It might be time to find a new term to replace “high yield bonds” as the polite version of junk bonds – fixed income securities issued by companies with below-investment grade credit ratings. These days, the phrase “high yield” hardly describes the interest rates this group of companies is paying investors for the additional risk the latter are running – the average yield hovers just north of 6 percent.
These days, the only place to find real income in the bond market is in “high” yield, aka junk. The Federal Reserve’s decision to launch QE3 and to make it a particularly aggressive and open-ended policy has simply exacerbated the conundrum that has been plaguing investors. They are risk-averse, rationally enough, watching not just the U.S. economy falter but the global economic picture cloud over even as the tax and regulatory landscape remains equally confusing.
Investors have become addicted to safe haven investments, but that is something that Ben Bernanke isn’t going to tolerate any more. With QE3, he has sent a clear message to investors of all kinds – from corporate treasurers sitting atop cash mountains to individuals shunning risk in favor of guaranteed returns of some kind from the safest securities they can find – that it’s time to go cold turkey.
When Ben Bernanke decides that it’s time for us all to run greater risks with our investment policies, we can’t just stick our fingers in our ears and start humming “lalalalala” to block out the unwelcome message. Remember the old adage, “don’t fight the Fed”? Like all clichés, it became a cliché for a reason: it’s valid.
If we choose to keep our assets tucked into money markets, safer investment-grade bonds or under our mattresses, we need prepare for a lot of pain. That has already become clear, as long-term Treasury security yields have fallen below the 2 percent level. QE3 is a signal that anyone hoping to hold out against the Fed is in for a very long siege indeed.
“This seems intended to force the hand of investors holding short-term cash” and other safe haven investments,” Kate Nixon, chief investment officer for wealth management at Northern Trust, told The Fiscal Times. “The Fed has made it a very painful thing to hold cash.

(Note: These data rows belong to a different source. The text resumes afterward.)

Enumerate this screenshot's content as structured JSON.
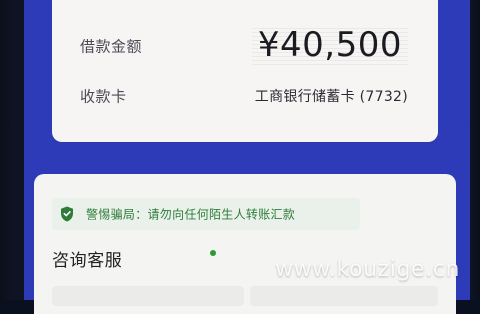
{
  "loan": {
    "amount_label": "借款金额",
    "amount_value": "¥40,500",
    "account_label": "收款卡",
    "account_value": "工商银行储蓄卡 (7732)"
  },
  "warning": {
    "icon": "shield-icon",
    "text": "警惕骗局：请勿向任何陌生人转账汇款",
    "color": "#2f7c3a"
  },
  "service": {
    "title": "咨询客服"
  },
  "watermark": {
    "text": "www.kouzige.cn"
  },
  "colors": {
    "screen_background": "#2d3bb8",
    "card_background": "#f6f5f3"
  }
}
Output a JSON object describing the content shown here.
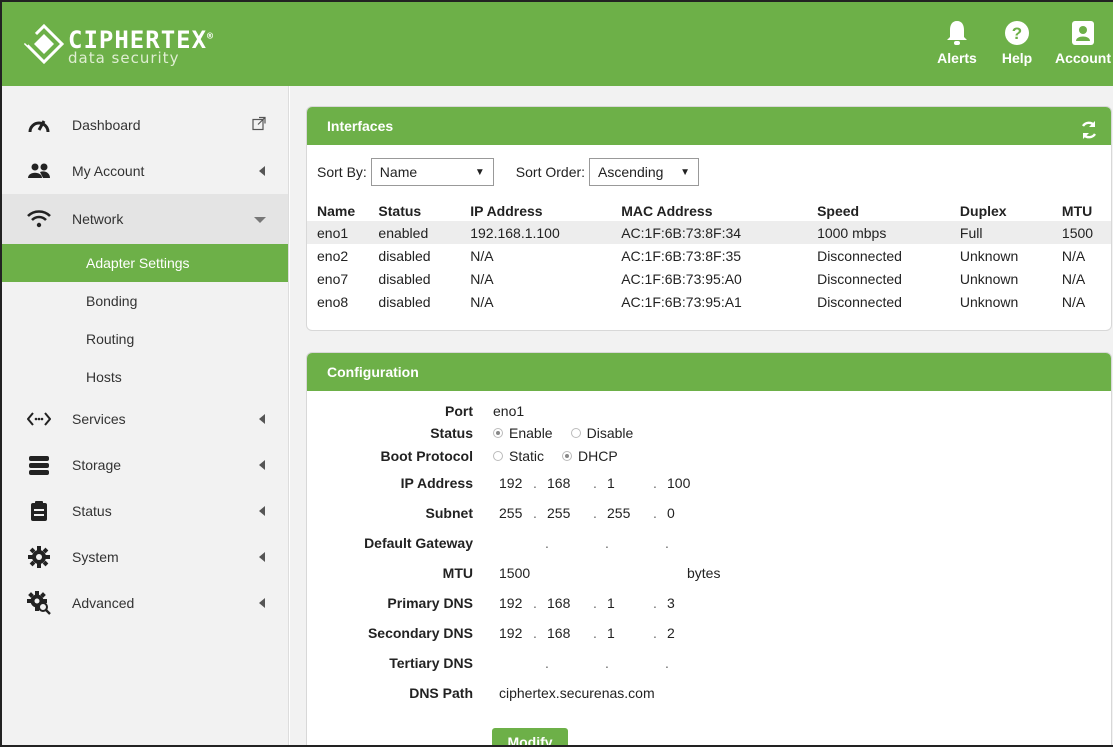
{
  "brand": {
    "name": "CIPHERTEX",
    "tagline": "data security",
    "registered": "®"
  },
  "header": {
    "alerts_label": "Alerts",
    "help_label": "Help",
    "account_label": "Account"
  },
  "sidebar": {
    "items": [
      {
        "label": "Dashboard",
        "icon": "speedometer-icon"
      },
      {
        "label": "My Account",
        "icon": "users-icon"
      },
      {
        "label": "Network",
        "icon": "wifi-icon"
      },
      {
        "label": "Services",
        "icon": "code-icon"
      },
      {
        "label": "Storage",
        "icon": "server-icon"
      },
      {
        "label": "Status",
        "icon": "clipboard-icon"
      },
      {
        "label": "System",
        "icon": "gear-icon"
      },
      {
        "label": "Advanced",
        "icon": "gear-search-icon"
      }
    ],
    "network_subitems": [
      "Adapter Settings",
      "Bonding",
      "Routing",
      "Hosts"
    ],
    "active_subitem": "Adapter Settings"
  },
  "interfaces": {
    "title": "Interfaces",
    "sort_by_label": "Sort By:",
    "sort_by_value": "Name",
    "sort_order_label": "Sort Order:",
    "sort_order_value": "Ascending",
    "columns": [
      "Name",
      "Status",
      "IP Address",
      "MAC Address",
      "Speed",
      "Duplex",
      "MTU"
    ],
    "rows": [
      [
        "eno1",
        "enabled",
        "192.168.1.100",
        "AC:1F:6B:73:8F:34",
        "1000 mbps",
        "Full",
        "1500"
      ],
      [
        "eno2",
        "disabled",
        "N/A",
        "AC:1F:6B:73:8F:35",
        "Disconnected",
        "Unknown",
        "N/A"
      ],
      [
        "eno7",
        "disabled",
        "N/A",
        "AC:1F:6B:73:95:A0",
        "Disconnected",
        "Unknown",
        "N/A"
      ],
      [
        "eno8",
        "disabled",
        "N/A",
        "AC:1F:6B:73:95:A1",
        "Disconnected",
        "Unknown",
        "N/A"
      ]
    ]
  },
  "configuration": {
    "title": "Configuration",
    "labels": {
      "port": "Port",
      "status": "Status",
      "boot_protocol": "Boot Protocol",
      "ip_address": "IP Address",
      "subnet": "Subnet",
      "default_gateway": "Default Gateway",
      "mtu": "MTU",
      "primary_dns": "Primary DNS",
      "secondary_dns": "Secondary DNS",
      "tertiary_dns": "Tertiary DNS",
      "dns_path": "DNS Path"
    },
    "port": "eno1",
    "status_options": [
      "Enable",
      "Disable"
    ],
    "status_selected": "Enable",
    "boot_options": [
      "Static",
      "DHCP"
    ],
    "boot_selected": "DHCP",
    "ip_address": [
      "192",
      "168",
      "1",
      "100"
    ],
    "subnet": [
      "255",
      "255",
      "255",
      "0"
    ],
    "default_gateway": [
      "",
      "",
      "",
      ""
    ],
    "mtu": "1500",
    "mtu_unit": "bytes",
    "primary_dns": [
      "192",
      "168",
      "1",
      "3"
    ],
    "secondary_dns": [
      "192",
      "168",
      "1",
      "2"
    ],
    "tertiary_dns": [
      "",
      "",
      "",
      ""
    ],
    "dns_path": "ciphertex.securenas.com",
    "modify_label": "Modify"
  },
  "colors": {
    "brand_green": "#6db048",
    "sidebar_bg": "#f2f2f2"
  }
}
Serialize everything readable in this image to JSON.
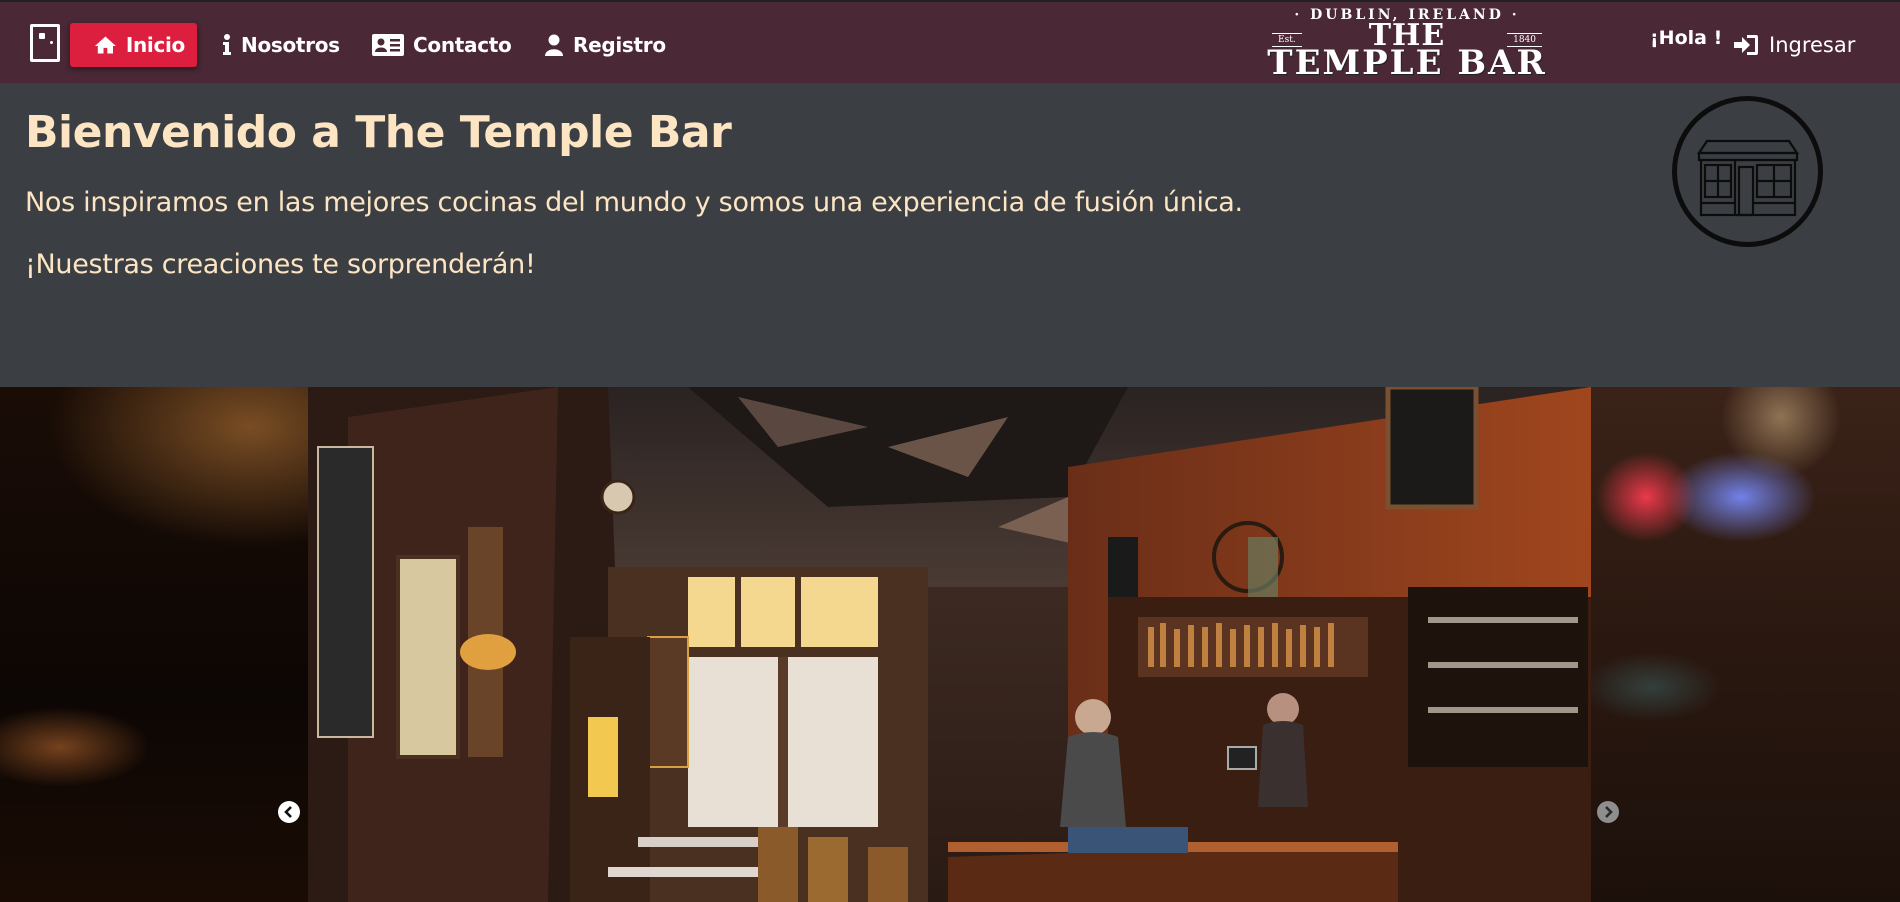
{
  "nav": {
    "items": [
      {
        "label": "Inicio",
        "icon": "home-icon",
        "active": true
      },
      {
        "label": "Nosotros",
        "icon": "info-icon"
      },
      {
        "label": "Contacto",
        "icon": "address-card-icon"
      },
      {
        "label": "Registro",
        "icon": "user-icon"
      }
    ],
    "greeting": "¡Hola !",
    "login_label": "Ingresar"
  },
  "logo": {
    "top": "· DUBLIN, IRELAND ·",
    "est": "Est.",
    "year": "1840",
    "the": "THE",
    "name": "TEMPLE BAR"
  },
  "hero": {
    "title": "Bienvenido a The Temple Bar",
    "subtitle": "Nos inspiramos en las mejores cocinas del mundo y somos una experiencia de fusión única.",
    "tagline": "¡Nuestras creaciones te sorprenderán!"
  },
  "colors": {
    "navbar": "#4a2835",
    "active": "#dc1f3f",
    "hero_bg": "#3b3f43",
    "hero_text": "#fde5c4"
  }
}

For an investor to get a positive real return on (short-term Treasurys) – not even taking taxes into account – they would have to hold those positions for 20 years – and that’s a very high-priced insurance policy indeed.”
Nixon is trying to reconcile her affluent clients to the need to take more risk or face some kind of erosion in their wealth and perhaps even their living standards. It has become a stark choice, she says, and one that many investors had been hoping to avoid. “The language Bernanke used with the latest announcement was a strong message that the situation won’t be changing any time soon, so anyone who had been holding off is considering, if not executing, asset allocation changes.”
“Risk is no longer a preference, it’s a requirement,” says Nixon. Either investors will stay in safe haven investments and be unable to generate the returns they need to meet their investment objectives, or they’ll take on the risk that they won’t meet those objectives. It’s a nasty dilemma, but most may well opt for a possibility over a near-certainty.
However, these asset allocation changes need to be undertaken very carefully indeed; just because Bernanke wants to force us all to take more investment risk doesn’t mean that we should rush out and take foolish risks. The Fed can make it punitively costly for investors to refuse to dial up the risk in their portfolios, but it’s up to those investors to distinguish between uncomfortable risks (simply because they are risks) and those that are downright foolish to run.
For instance, the low rates have caused a flood of new corporate bond issuance. In August alone, corporate bond sales amounted to an eye-popping $135.2 billion globally, dwarfing the previous August record of $85.3 billion recorded two years ago; global junk bond issuance hit $30 billion in August, another record and 19 percent above year-ago levels.
And not all of that junk now floating around out there is going to be investible junk. “We’re seeing some pretty junky companies that are able to issue debt right now that is being well received by the market,” says Nixon, as investors look for safer forms of yield and decide on corporate bonds – however junky – rather than equity, which would take a back seat in the case of a corporate bankruptcy. Even when stock investors are able to collect a dividend, they rarely are able to collect 6 percent or more.
How should you defer to the Fed while still protecting your portfolio and your sanity? A lot of it is common sense. Look for a high-yield bond fund whose managers appear not to chase the highest yield but the companies whose credit ratings appear to be improving.
Similarly, look for stocks that not only pay dividends but that have a track record of increasing those dividends and whose financial statements show that the dividends are well protected by cash on the books and cash flows. That way, even if the stock market does little more than lurch up and down over the next several years, you can at least be reasonably confident that you’ll be pocketing some kind of income, even if it doesn’t come in the form of growth.
Right now, there appear to be few “good” options available. As Nixon points out, the devil’s dilemma is that investors are being forced to choose between ensuring the return of their capital and having a return on their capital. Risk aversion today is completely rational – but that doesn’t matter when you’re trying to fight the Fed. Just because you are capitulating doesn’t mean that you are completely powerless; you may have to put your portfolio into risk assets to preserve its purchasing power, but it’s up to you to select which risk assets will pay off.